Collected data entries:
━━━━━━━━━━

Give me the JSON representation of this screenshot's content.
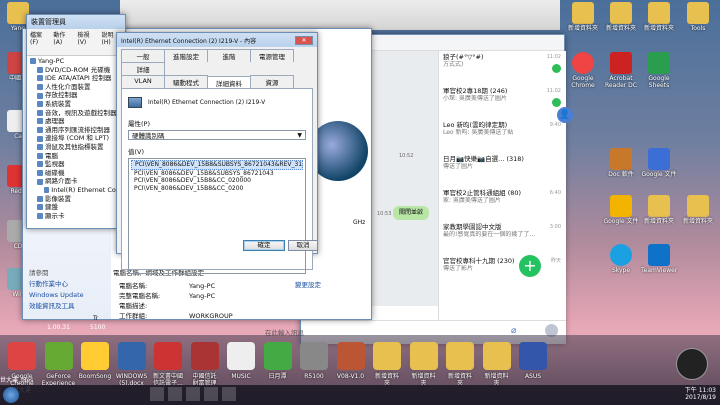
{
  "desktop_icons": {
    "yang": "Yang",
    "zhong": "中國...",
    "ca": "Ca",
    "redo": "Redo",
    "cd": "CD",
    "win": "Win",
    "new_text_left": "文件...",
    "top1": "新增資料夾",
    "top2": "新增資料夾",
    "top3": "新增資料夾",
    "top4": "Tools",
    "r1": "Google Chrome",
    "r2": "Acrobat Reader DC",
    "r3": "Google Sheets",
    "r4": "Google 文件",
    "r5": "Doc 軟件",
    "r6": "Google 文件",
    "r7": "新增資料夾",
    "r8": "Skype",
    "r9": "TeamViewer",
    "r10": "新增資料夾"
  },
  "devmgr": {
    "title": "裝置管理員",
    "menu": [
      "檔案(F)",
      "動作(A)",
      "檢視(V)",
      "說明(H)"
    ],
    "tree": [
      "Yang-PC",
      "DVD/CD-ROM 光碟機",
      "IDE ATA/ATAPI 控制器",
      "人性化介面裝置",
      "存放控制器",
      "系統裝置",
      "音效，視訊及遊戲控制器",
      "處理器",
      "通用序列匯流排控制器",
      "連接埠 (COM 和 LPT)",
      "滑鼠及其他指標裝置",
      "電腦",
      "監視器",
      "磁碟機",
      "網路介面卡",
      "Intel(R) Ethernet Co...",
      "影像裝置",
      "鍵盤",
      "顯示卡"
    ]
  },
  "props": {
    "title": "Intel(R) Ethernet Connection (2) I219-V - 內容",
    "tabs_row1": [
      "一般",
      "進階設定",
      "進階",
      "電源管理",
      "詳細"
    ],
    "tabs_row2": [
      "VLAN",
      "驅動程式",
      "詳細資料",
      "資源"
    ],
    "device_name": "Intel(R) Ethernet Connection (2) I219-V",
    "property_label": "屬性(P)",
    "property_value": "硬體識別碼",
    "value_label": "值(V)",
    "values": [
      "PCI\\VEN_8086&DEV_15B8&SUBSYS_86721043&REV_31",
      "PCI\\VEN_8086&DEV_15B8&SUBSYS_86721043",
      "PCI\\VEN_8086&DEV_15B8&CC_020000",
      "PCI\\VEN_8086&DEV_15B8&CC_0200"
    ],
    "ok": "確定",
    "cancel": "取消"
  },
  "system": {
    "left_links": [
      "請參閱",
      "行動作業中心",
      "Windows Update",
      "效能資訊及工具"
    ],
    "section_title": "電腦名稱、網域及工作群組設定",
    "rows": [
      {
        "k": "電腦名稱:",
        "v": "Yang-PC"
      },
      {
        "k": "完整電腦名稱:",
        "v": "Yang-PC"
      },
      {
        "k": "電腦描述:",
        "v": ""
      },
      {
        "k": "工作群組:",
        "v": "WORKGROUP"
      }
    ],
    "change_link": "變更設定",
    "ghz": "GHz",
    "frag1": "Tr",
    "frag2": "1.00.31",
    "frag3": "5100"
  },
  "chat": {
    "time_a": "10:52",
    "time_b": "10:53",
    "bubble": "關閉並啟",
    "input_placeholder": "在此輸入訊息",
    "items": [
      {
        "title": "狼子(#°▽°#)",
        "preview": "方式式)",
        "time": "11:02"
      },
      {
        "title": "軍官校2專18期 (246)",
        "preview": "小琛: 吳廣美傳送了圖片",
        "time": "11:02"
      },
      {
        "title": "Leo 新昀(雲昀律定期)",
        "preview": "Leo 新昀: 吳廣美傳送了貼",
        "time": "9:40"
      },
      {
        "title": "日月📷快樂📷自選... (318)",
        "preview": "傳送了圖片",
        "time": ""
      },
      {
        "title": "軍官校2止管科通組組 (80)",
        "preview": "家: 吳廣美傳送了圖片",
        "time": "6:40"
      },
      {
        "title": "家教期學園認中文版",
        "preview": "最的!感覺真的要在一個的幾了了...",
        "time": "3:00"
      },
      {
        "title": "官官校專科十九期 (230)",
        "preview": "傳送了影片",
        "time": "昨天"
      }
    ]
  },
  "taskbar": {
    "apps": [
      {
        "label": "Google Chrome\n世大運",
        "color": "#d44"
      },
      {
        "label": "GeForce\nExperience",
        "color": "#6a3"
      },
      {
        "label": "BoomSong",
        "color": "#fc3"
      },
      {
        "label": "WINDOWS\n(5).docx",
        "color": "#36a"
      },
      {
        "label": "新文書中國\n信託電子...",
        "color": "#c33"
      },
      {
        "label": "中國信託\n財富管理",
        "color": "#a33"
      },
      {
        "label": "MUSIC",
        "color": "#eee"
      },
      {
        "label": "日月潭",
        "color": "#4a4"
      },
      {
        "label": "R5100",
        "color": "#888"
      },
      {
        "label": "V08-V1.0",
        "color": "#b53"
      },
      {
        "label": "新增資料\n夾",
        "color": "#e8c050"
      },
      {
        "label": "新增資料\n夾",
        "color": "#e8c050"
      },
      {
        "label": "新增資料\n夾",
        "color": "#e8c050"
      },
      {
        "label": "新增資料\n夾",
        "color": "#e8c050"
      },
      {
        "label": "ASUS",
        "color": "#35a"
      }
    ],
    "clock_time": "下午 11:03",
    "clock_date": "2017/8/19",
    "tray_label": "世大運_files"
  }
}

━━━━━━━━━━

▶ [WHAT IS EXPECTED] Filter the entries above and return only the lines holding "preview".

▶ [FINAL ANSWER]
        "preview": "方式式)",
        "preview": "小琛: 吳廣美傳送了圖片",
        "preview": "Leo 新昀: 吳廣美傳送了貼",
        "preview": "傳送了圖片",
        "preview": "家: 吳廣美傳送了圖片",
        "preview": "最的!感覺真的要在一個的幾了了...",
        "preview": "傳送了影片",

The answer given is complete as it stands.